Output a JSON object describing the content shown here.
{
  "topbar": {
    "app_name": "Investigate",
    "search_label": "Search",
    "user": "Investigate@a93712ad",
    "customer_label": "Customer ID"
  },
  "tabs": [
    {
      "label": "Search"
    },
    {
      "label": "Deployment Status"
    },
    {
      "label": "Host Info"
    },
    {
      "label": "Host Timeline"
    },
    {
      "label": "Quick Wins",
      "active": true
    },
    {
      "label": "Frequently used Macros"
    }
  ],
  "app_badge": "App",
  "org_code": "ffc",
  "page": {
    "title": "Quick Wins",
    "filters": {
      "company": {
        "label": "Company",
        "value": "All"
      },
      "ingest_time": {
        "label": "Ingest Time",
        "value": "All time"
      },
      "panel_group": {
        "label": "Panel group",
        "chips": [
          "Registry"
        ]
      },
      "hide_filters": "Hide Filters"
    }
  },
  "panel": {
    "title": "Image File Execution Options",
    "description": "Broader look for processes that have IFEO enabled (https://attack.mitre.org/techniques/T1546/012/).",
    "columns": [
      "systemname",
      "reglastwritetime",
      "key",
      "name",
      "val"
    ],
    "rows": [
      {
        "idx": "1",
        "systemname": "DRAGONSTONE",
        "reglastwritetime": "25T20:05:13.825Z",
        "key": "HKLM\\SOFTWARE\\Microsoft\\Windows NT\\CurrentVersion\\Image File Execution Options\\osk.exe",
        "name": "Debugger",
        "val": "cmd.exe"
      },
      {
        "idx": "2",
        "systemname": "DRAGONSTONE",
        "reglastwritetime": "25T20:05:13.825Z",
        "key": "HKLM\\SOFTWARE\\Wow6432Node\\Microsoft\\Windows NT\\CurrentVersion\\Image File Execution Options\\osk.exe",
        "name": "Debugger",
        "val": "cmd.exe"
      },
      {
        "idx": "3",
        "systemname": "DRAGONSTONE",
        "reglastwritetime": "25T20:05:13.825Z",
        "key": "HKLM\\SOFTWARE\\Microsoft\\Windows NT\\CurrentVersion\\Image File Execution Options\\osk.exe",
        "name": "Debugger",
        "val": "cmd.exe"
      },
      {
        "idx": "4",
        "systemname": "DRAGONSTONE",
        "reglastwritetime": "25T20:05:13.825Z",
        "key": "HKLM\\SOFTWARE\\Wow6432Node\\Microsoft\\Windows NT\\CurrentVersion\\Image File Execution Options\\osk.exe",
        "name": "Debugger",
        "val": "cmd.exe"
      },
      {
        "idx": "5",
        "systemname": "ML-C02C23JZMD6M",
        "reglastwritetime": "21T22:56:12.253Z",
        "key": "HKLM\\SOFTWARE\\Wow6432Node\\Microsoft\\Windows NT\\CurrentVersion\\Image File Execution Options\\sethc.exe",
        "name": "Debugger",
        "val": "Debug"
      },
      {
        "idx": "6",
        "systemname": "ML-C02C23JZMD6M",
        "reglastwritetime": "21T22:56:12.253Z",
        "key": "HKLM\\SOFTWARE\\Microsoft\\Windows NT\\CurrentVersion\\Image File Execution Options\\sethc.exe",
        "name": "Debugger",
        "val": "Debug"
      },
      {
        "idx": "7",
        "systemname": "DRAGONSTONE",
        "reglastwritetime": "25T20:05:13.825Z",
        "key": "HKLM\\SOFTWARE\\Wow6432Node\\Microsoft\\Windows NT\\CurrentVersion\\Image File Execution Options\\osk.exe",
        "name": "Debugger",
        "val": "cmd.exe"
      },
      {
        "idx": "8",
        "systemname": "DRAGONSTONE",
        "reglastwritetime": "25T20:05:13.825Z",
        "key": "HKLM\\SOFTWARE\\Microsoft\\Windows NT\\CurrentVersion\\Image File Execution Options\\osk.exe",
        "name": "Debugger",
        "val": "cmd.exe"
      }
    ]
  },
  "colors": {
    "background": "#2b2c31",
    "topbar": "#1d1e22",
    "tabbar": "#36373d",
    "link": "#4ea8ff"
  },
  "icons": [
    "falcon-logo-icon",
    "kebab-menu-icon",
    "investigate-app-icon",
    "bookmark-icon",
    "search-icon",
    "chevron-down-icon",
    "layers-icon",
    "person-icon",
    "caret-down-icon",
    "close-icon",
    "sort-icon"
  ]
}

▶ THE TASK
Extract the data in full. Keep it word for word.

▶ ANSWER TO THIS EXERCISE
Output a JSON object describing the content shown here.
{
  "topbar": {
    "app_name": "Investigate",
    "search_label": "Search",
    "user": "Investigate@a93712ad",
    "customer_label": "Customer ID"
  },
  "tabs": [
    {
      "label": "Search"
    },
    {
      "label": "Deployment Status"
    },
    {
      "label": "Host Info"
    },
    {
      "label": "Host Timeline"
    },
    {
      "label": "Quick Wins",
      "active": true
    },
    {
      "label": "Frequently used Macros"
    }
  ],
  "app_badge": "App",
  "org_code": "ffc",
  "page": {
    "title": "Quick Wins",
    "filters": {
      "company": {
        "label": "Company",
        "value": "All"
      },
      "ingest_time": {
        "label": "Ingest Time",
        "value": "All time"
      },
      "panel_group": {
        "label": "Panel group",
        "chips": [
          "Registry"
        ]
      },
      "hide_filters": "Hide Filters"
    }
  },
  "panel": {
    "title": "Image File Execution Options",
    "description": "Broader look for processes that have IFEO enabled (https://attack.mitre.org/techniques/T1546/012/).",
    "columns": [
      "systemname",
      "reglastwritetime",
      "key",
      "name",
      "val"
    ],
    "rows": [
      {
        "idx": "1",
        "systemname": "DRAGONSTONE",
        "reglastwritetime": "25T20:05:13.825Z",
        "key": "HKLM\\SOFTWARE\\Microsoft\\Windows NT\\CurrentVersion\\Image File Execution Options\\osk.exe",
        "name": "Debugger",
        "val": "cmd.exe"
      },
      {
        "idx": "2",
        "systemname": "DRAGONSTONE",
        "reglastwritetime": "25T20:05:13.825Z",
        "key": "HKLM\\SOFTWARE\\Wow6432Node\\Microsoft\\Windows NT\\CurrentVersion\\Image File Execution Options\\osk.exe",
        "name": "Debugger",
        "val": "cmd.exe"
      },
      {
        "idx": "3",
        "systemname": "DRAGONSTONE",
        "reglastwritetime": "25T20:05:13.825Z",
        "key": "HKLM\\SOFTWARE\\Microsoft\\Windows NT\\CurrentVersion\\Image File Execution Options\\osk.exe",
        "name": "Debugger",
        "val": "cmd.exe"
      },
      {
        "idx": "4",
        "systemname": "DRAGONSTONE",
        "reglastwritetime": "25T20:05:13.825Z",
        "key": "HKLM\\SOFTWARE\\Wow6432Node\\Microsoft\\Windows NT\\CurrentVersion\\Image File Execution Options\\osk.exe",
        "name": "Debugger",
        "val": "cmd.exe"
      },
      {
        "idx": "5",
        "systemname": "ML-C02C23JZMD6M",
        "reglastwritetime": "21T22:56:12.253Z",
        "key": "HKLM\\SOFTWARE\\Wow6432Node\\Microsoft\\Windows NT\\CurrentVersion\\Image File Execution Options\\sethc.exe",
        "name": "Debugger",
        "val": "Debug"
      },
      {
        "idx": "6",
        "systemname": "ML-C02C23JZMD6M",
        "reglastwritetime": "21T22:56:12.253Z",
        "key": "HKLM\\SOFTWARE\\Microsoft\\Windows NT\\CurrentVersion\\Image File Execution Options\\sethc.exe",
        "name": "Debugger",
        "val": "Debug"
      },
      {
        "idx": "7",
        "systemname": "DRAGONSTONE",
        "reglastwritetime": "25T20:05:13.825Z",
        "key": "HKLM\\SOFTWARE\\Wow6432Node\\Microsoft\\Windows NT\\CurrentVersion\\Image File Execution Options\\osk.exe",
        "name": "Debugger",
        "val": "cmd.exe"
      },
      {
        "idx": "8",
        "systemname": "DRAGONSTONE",
        "reglastwritetime": "25T20:05:13.825Z",
        "key": "HKLM\\SOFTWARE\\Microsoft\\Windows NT\\CurrentVersion\\Image File Execution Options\\osk.exe",
        "name": "Debugger",
        "val": "cmd.exe"
      }
    ]
  },
  "colors": {
    "background": "#2b2c31",
    "topbar": "#1d1e22",
    "tabbar": "#36373d",
    "link": "#4ea8ff"
  },
  "icons": [
    "falcon-logo-icon",
    "kebab-menu-icon",
    "investigate-app-icon",
    "bookmark-icon",
    "search-icon",
    "chevron-down-icon",
    "layers-icon",
    "person-icon",
    "caret-down-icon",
    "close-icon",
    "sort-icon"
  ]
}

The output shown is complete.